Man is a synthesis
Everything turns upon dread coming into view. Man is a synthesis of the soulish and the bodily. But a synthesis is unthinkable if the two are not united in a third factor. This third factor is the spirit. In the state of innocence man is not merely an animal, for if at any time of his life he was merely an animal, he never would become a man. So then the spirit is present, but in a state of immediacy, a dreaming state. For as much as it is present, it is in one way a hostile power, for it constantly disturbs the relation between soul and body, a relation which endures, and vet does not endure, inasmuch as it has endurance only by means of the spirit. On the other hand it is a friendly power which has precisely the function,, of
constituting the relationship. What then is man’s relation to this ambiguous power? How is spirit related to itself and to its situation? It is related as dread. The spirit cannot do away with it-~* self; nor can it

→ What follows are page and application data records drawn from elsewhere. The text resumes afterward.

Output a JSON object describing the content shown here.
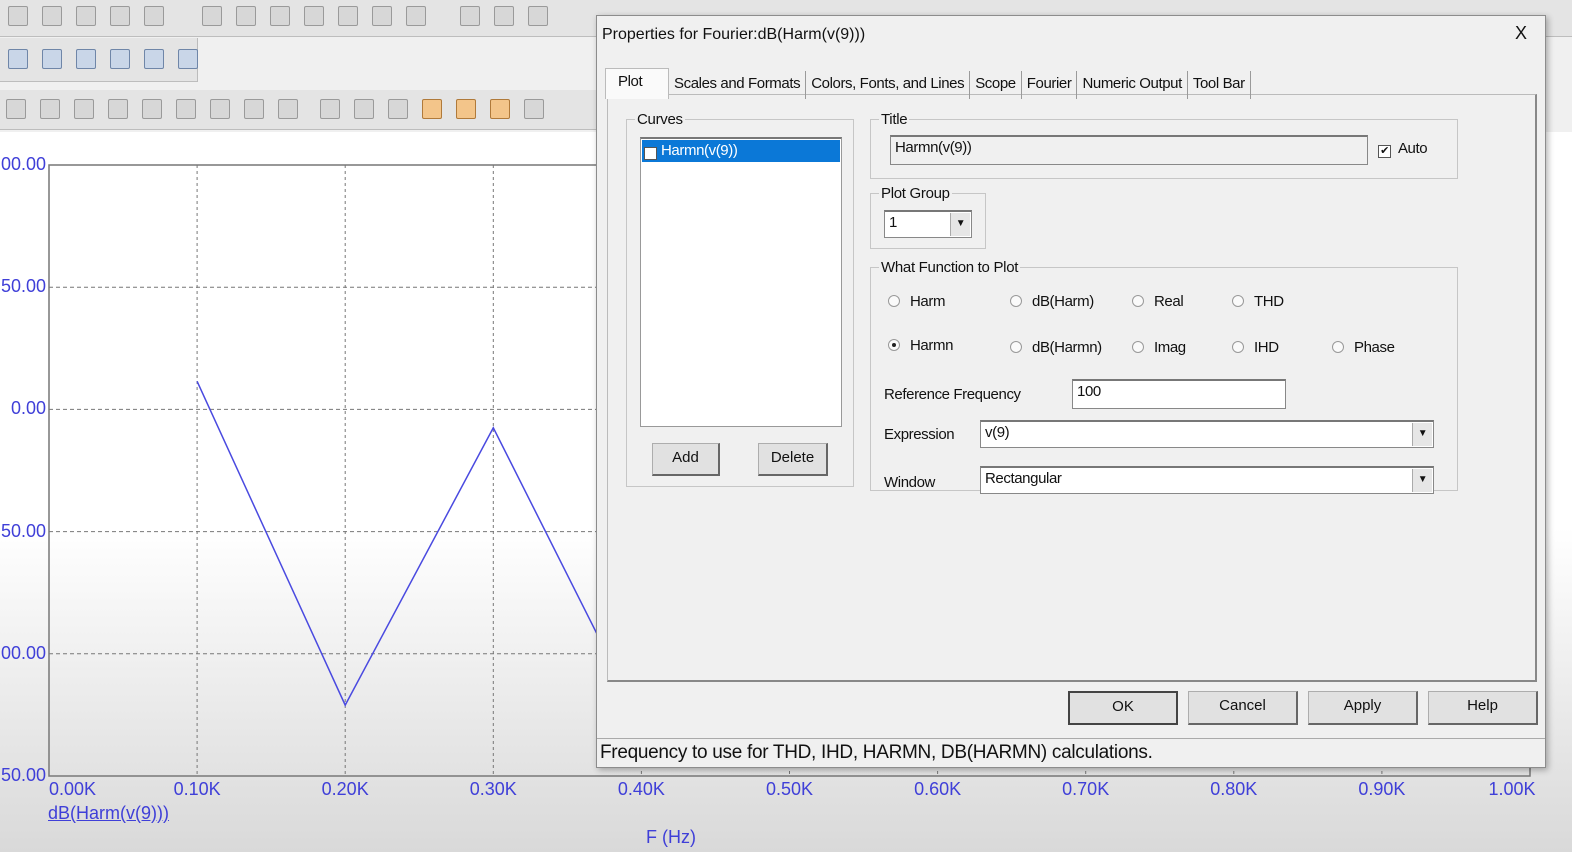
{
  "toolbar": {
    "icons": [
      "open-icon",
      "save-icon",
      "refresh-icon",
      "print-preview-icon",
      "print-icon",
      "undo-icon",
      "redo-icon",
      "cut-icon",
      "copy-icon",
      "paste-icon",
      "delete-icon",
      "select-icon",
      "ground-icon",
      "resistor-icon",
      "capacitor-icon"
    ]
  },
  "chart_data": {
    "type": "line",
    "x": [
      100,
      200,
      300,
      400
    ],
    "series": [
      {
        "name": "dB(Harm(v(9)))",
        "values": [
          11.5,
          -121,
          -7.5,
          -128
        ],
        "color": "#4a4ae0"
      }
    ],
    "xlim": [
      0,
      1000
    ],
    "ylim": [
      -150,
      100
    ],
    "x_ticks": [
      "0.00K",
      "0.10K",
      "0.20K",
      "0.30K",
      "0.40K",
      "0.50K",
      "0.60K",
      "0.70K",
      "0.80K",
      "0.90K",
      "1.00K"
    ],
    "y_tick_labels_visible": [
      "00.00",
      "50.00",
      "0.00",
      "50.00",
      "00.00",
      "50.00"
    ],
    "xlabel": "F (Hz)",
    "legend": "dB(Harm(v(9)))",
    "grid": true
  },
  "dialog": {
    "title": "Properties for Fourier:dB(Harm(v(9)))",
    "close": "X",
    "tabs": [
      "Plot",
      "Scales and Formats",
      "Colors, Fonts, and Lines",
      "Scope",
      "Fourier",
      "Numeric Output",
      "Tool Bar"
    ],
    "curves": {
      "label": "Curves",
      "items": [
        {
          "label": "Harmn(v(9))",
          "checked": true,
          "selected": true
        }
      ],
      "add": "Add",
      "delete": "Delete"
    },
    "title_group": {
      "label": "Title",
      "value": "Harmn(v(9))",
      "auto_label": "Auto",
      "auto_checked": true
    },
    "plot_group": {
      "label": "Plot Group",
      "value": "1"
    },
    "function": {
      "label": "What Function to Plot",
      "options": [
        "Harm",
        "dB(Harm)",
        "Real",
        "THD",
        "Harmn",
        "dB(Harmn)",
        "Imag",
        "IHD",
        "Phase"
      ],
      "selected": "Harmn"
    },
    "ref_freq": {
      "label": "Reference Frequency",
      "value": "100"
    },
    "expression": {
      "label": "Expression",
      "value": "v(9)"
    },
    "window": {
      "label": "Window",
      "value": "Rectangular"
    },
    "buttons": {
      "ok": "OK",
      "cancel": "Cancel",
      "apply": "Apply",
      "help": "Help"
    },
    "status": "Frequency to use for THD, IHD, HARMN, DB(HARMN) calculations."
  }
}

grasp itself so long as it has itself outside of itself. Neither can man sink down into the vegetative life, for he is determined as spirit. He cannot flee from dread, for he loves it; really he does not love it, for he flees from it. Innocence has now reached its apex. It is ignorance, but not an animal brutality, but an ignorance which is qualified by spirit, but which precisely is dread, because its ignorance is about nothing. Here there is no knowledge of good and evil, etc., but the whole reality of knowledge is projected in dread as the immense nothing of ignorance.
Soren Kierkegaard, The Concept of the Dread